■ WHAT YOU ARE ASKED TO DO: Each entry must be printed again without a single change.

══ RECORDS PROVIDED ══

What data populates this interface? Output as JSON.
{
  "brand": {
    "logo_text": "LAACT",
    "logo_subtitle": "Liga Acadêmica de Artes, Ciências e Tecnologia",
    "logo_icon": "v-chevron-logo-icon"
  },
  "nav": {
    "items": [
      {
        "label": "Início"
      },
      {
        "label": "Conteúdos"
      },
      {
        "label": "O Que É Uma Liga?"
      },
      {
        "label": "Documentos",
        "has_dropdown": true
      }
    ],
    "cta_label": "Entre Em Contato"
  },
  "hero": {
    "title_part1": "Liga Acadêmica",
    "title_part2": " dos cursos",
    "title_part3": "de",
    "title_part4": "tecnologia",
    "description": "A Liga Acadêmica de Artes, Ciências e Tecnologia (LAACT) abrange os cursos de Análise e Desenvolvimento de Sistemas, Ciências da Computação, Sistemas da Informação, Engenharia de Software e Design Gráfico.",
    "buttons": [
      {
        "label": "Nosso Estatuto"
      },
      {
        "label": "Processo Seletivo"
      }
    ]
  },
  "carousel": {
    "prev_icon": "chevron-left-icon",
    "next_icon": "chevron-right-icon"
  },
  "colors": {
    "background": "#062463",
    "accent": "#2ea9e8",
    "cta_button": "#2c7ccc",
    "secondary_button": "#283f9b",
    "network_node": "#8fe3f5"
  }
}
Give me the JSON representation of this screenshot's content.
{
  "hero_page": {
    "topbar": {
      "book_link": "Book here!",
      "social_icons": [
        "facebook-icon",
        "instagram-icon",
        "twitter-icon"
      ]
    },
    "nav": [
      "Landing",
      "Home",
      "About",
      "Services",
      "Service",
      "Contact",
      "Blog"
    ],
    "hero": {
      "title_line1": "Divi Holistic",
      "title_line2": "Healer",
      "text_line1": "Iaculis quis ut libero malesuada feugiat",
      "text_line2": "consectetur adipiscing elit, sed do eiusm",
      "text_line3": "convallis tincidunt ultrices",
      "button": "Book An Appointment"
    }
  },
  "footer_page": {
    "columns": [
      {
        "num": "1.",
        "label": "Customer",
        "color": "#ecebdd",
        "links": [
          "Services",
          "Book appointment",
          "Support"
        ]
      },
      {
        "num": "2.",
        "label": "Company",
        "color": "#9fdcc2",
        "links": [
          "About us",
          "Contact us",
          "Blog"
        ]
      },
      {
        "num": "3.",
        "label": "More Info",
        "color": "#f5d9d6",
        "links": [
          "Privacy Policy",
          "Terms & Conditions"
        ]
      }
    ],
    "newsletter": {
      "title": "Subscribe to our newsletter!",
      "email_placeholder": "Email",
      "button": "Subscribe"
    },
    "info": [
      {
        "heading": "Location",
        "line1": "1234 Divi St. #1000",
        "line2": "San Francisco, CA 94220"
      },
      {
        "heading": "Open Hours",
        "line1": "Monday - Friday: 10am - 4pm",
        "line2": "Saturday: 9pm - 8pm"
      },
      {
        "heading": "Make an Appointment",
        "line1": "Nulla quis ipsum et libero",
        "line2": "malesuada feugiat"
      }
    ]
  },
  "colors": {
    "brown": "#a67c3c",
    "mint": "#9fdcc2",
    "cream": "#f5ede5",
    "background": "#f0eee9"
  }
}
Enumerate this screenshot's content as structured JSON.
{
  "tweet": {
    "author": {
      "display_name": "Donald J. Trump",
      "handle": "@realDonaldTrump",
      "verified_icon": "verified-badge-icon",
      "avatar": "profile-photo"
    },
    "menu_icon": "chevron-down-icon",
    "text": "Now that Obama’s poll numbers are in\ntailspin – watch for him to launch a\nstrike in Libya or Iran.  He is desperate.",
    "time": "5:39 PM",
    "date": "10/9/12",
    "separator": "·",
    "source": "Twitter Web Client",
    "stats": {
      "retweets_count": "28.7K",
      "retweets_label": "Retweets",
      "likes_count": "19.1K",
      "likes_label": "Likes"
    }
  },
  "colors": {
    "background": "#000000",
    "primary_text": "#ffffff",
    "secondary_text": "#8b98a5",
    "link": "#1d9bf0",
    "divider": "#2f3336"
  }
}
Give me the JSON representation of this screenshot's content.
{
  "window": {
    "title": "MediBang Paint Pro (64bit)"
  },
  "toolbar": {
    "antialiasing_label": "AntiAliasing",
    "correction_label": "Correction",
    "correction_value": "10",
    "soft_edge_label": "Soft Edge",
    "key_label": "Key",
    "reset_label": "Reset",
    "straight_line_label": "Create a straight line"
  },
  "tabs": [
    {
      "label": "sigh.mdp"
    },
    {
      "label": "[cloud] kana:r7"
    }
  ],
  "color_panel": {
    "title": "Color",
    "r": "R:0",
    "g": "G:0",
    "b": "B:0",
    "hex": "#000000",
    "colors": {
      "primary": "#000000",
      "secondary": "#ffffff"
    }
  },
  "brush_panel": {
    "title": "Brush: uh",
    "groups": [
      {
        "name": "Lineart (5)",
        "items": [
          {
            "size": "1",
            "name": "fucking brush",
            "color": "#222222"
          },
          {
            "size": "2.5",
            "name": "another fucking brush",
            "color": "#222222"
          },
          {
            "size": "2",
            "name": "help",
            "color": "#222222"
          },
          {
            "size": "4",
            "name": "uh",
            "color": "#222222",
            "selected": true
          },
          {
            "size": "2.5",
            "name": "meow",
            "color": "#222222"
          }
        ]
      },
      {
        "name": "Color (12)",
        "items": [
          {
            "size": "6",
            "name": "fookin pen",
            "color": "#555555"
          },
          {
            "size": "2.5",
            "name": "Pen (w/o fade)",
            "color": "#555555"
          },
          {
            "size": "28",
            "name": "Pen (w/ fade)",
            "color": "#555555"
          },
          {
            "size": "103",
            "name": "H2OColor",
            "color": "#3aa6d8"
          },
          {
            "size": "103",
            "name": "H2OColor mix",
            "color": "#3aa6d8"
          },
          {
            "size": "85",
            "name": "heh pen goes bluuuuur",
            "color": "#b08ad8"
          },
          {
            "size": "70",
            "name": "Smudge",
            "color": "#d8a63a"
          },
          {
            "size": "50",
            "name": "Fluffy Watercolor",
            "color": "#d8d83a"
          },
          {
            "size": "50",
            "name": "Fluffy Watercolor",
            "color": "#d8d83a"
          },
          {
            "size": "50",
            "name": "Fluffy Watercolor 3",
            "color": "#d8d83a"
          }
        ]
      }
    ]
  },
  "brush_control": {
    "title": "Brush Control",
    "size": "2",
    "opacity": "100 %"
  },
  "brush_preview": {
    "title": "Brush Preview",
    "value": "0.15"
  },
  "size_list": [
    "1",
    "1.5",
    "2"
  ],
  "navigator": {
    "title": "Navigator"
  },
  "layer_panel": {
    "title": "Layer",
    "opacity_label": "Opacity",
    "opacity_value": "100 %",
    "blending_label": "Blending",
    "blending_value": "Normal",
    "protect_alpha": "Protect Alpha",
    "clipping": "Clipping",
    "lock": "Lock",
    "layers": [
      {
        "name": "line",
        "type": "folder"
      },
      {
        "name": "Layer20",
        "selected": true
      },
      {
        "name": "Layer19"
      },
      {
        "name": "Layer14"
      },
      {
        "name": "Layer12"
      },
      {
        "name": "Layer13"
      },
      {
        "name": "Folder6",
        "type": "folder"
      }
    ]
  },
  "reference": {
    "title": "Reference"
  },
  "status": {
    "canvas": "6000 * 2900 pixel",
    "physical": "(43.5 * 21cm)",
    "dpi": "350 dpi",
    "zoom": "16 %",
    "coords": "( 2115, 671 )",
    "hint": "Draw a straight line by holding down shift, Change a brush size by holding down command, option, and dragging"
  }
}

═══

■ EXERCISE RESPONSE:
What data populates this interface? Output as JSON.
{
  "brand": {
    "logo_text": "LAACT",
    "logo_subtitle": "Liga Acadêmica de Artes, Ciências e Tecnologia",
    "logo_icon": "v-chevron-logo-icon"
  },
  "nav": {
    "items": [
      {
        "label": "Início"
      },
      {
        "label": "Conteúdos"
      },
      {
        "label": "O Que É Uma Liga?"
      },
      {
        "label": "Documentos",
        "has_dropdown": true
      }
    ],
    "cta_label": "Entre Em Contato"
  },
  "hero": {
    "title_part1": "Liga Acadêmica",
    "title_part2": " dos cursos",
    "title_part3": "de",
    "title_part4": "tecnologia",
    "description": "A Liga Acadêmica de Artes, Ciências e Tecnologia (LAACT) abrange os cursos de Análise e Desenvolvimento de Sistemas, Ciências da Computação, Sistemas da Informação, Engenharia de Software e Design Gráfico.",
    "buttons": [
      {
        "label": "Nosso Estatuto"
      },
      {
        "label": "Processo Seletivo"
      }
    ]
  },
  "carousel": {
    "prev_icon": "chevron-left-icon",
    "next_icon": "chevron-right-icon"
  },
  "colors": {
    "background": "#062463",
    "accent": "#2ea9e8",
    "cta_button": "#2c7ccc",
    "secondary_button": "#283f9b",
    "network_node": "#8fe3f5"
  }
}
Give me the JSON representation of this screenshot's content.
{
  "hero_page": {
    "topbar": {
      "book_link": "Book here!",
      "social_icons": [
        "facebook-icon",
        "instagram-icon",
        "twitter-icon"
      ]
    },
    "nav": [
      "Landing",
      "Home",
      "About",
      "Services",
      "Service",
      "Contact",
      "Blog"
    ],
    "hero": {
      "title_line1": "Divi Holistic",
      "title_line2": "Healer",
      "text_line1": "Iaculis quis ut libero malesuada feugiat",
      "text_line2": "consectetur adipiscing elit, sed do eiusm",
      "text_line3": "convallis tincidunt ultrices",
      "button": "Book An Appointment"
    }
  },
  "footer_page": {
    "columns": [
      {
        "num": "1.",
        "label": "Customer",
        "color": "#ecebdd",
        "links": [
          "Services",
          "Book appointment",
          "Support"
        ]
      },
      {
        "num": "2.",
        "label": "Company",
        "color": "#9fdcc2",
        "links": [
          "About us",
          "Contact us",
          "Blog"
        ]
      },
      {
        "num": "3.",
        "label": "More Info",
        "color": "#f5d9d6",
        "links": [
          "Privacy Policy",
          "Terms & Conditions"
        ]
      }
    ],
    "newsletter": {
      "title": "Subscribe to our newsletter!",
      "email_placeholder": "Email",
      "button": "Subscribe"
    },
    "info": [
      {
        "heading": "Location",
        "line1": "1234 Divi St. #1000",
        "line2": "San Francisco, CA 94220"
      },
      {
        "heading": "Open Hours",
        "line1": "Monday - Friday: 10am - 4pm",
        "line2": "Saturday: 9pm - 8pm"
      },
      {
        "heading": "Make an Appointment",
        "line1": "Nulla quis ipsum et libero",
        "line2": "malesuada feugiat"
      }
    ]
  },
  "colors": {
    "brown": "#a67c3c",
    "mint": "#9fdcc2",
    "cream": "#f5ede5",
    "background": "#f0eee9"
  }
}
Enumerate this screenshot's content as structured JSON.
{
  "tweet": {
    "author": {
      "display_name": "Donald J. Trump",
      "handle": "@realDonaldTrump",
      "verified_icon": "verified-badge-icon",
      "avatar": "profile-photo"
    },
    "menu_icon": "chevron-down-icon",
    "text": "Now that Obama’s poll numbers are in\ntailspin – watch for him to launch a\nstrike in Libya or Iran.  He is desperate.",
    "time": "5:39 PM",
    "date": "10/9/12",
    "separator": "·",
    "source": "Twitter Web Client",
    "stats": {
      "retweets_count": "28.7K",
      "retweets_label": "Retweets",
      "likes_count": "19.1K",
      "likes_label": "Likes"
    }
  },
  "colors": {
    "background": "#000000",
    "primary_text": "#ffffff",
    "secondary_text": "#8b98a5",
    "link": "#1d9bf0",
    "divider": "#2f3336"
  }
}
Give me the JSON representation of this screenshot's content.
{
  "window": {
    "title": "MediBang Paint Pro (64bit)"
  },
  "toolbar": {
    "antialiasing_label": "AntiAliasing",
    "correction_label": "Correction",
    "correction_value": "10",
    "soft_edge_label": "Soft Edge",
    "key_label": "Key",
    "reset_label": "Reset",
    "straight_line_label": "Create a straight line"
  },
  "tabs": [
    {
      "label": "sigh.mdp"
    },
    {
      "label": "[cloud] kana:r7"
    }
  ],
  "color_panel": {
    "title": "Color",
    "r": "R:0",
    "g": "G:0",
    "b": "B:0",
    "hex": "#000000",
    "colors": {
      "primary": "#000000",
      "secondary": "#ffffff"
    }
  },
  "brush_panel": {
    "title": "Brush: uh",
    "groups": [
      {
        "name": "Lineart (5)",
        "items": [
          {
            "size": "1",
            "name": "fucking brush",
            "color": "#222222"
          },
          {
            "size": "2.5",
            "name": "another fucking brush",
            "color": "#222222"
          },
          {
            "size": "2",
            "name": "help",
            "color": "#222222"
          },
          {
            "size": "4",
            "name": "uh",
            "color": "#222222",
            "selected": true
          },
          {
            "size": "2.5",
            "name": "meow",
            "color": "#222222"
          }
        ]
      },
      {
        "name": "Color (12)",
        "items": [
          {
            "size": "6",
            "name": "fookin pen",
            "color": "#555555"
          },
          {
            "size": "2.5",
            "name": "Pen (w/o fade)",
            "color": "#555555"
          },
          {
            "size": "28",
            "name": "Pen (w/ fade)",
            "color": "#555555"
          },
          {
            "size": "103",
            "name": "H2OColor",
            "color": "#3aa6d8"
          },
          {
            "size": "103",
            "name": "H2OColor mix",
            "color": "#3aa6d8"
          },
          {
            "size": "85",
            "name": "heh pen goes bluuuuur",
            "color": "#b08ad8"
          },
          {
            "size": "70",
            "name": "Smudge",
            "color": "#d8a63a"
          },
          {
            "size": "50",
            "name": "Fluffy Watercolor",
            "color": "#d8d83a"
          },
          {
            "size": "50",
            "name": "Fluffy Watercolor",
            "color": "#d8d83a"
          },
          {
            "size": "50",
            "name": "Fluffy Watercolor 3",
            "color": "#d8d83a"
          }
        ]
      }
    ]
  },
  "brush_control": {
    "title": "Brush Control",
    "size": "2",
    "opacity": "100 %"
  },
  "brush_preview": {
    "title": "Brush Preview",
    "value": "0.15"
  },
  "size_list": [
    "1",
    "1.5",
    "2"
  ],
  "navigator": {
    "title": "Navigator"
  },
  "layer_panel": {
    "title": "Layer",
    "opacity_label": "Opacity",
    "opacity_value": "100 %",
    "blending_label": "Blending",
    "blending_value": "Normal",
    "protect_alpha": "Protect Alpha",
    "clipping": "Clipping",
    "lock": "Lock",
    "layers": [
      {
        "name": "line",
        "type": "folder"
      },
      {
        "name": "Layer20",
        "selected": true
      },
      {
        "name": "Layer19"
      },
      {
        "name": "Layer14"
      },
      {
        "name": "Layer12"
      },
      {
        "name": "Layer13"
      },
      {
        "name": "Folder6",
        "type": "folder"
      }
    ]
  },
  "reference": {
    "title": "Reference"
  },
  "status": {
    "canvas": "6000 * 2900 pixel",
    "physical": "(43.5 * 21cm)",
    "dpi": "350 dpi",
    "zoom": "16 %",
    "coords": "( 2115, 671 )",
    "hint": "Draw a straight line by holding down shift, Change a brush size by holding down command, option, and dragging"
  }
}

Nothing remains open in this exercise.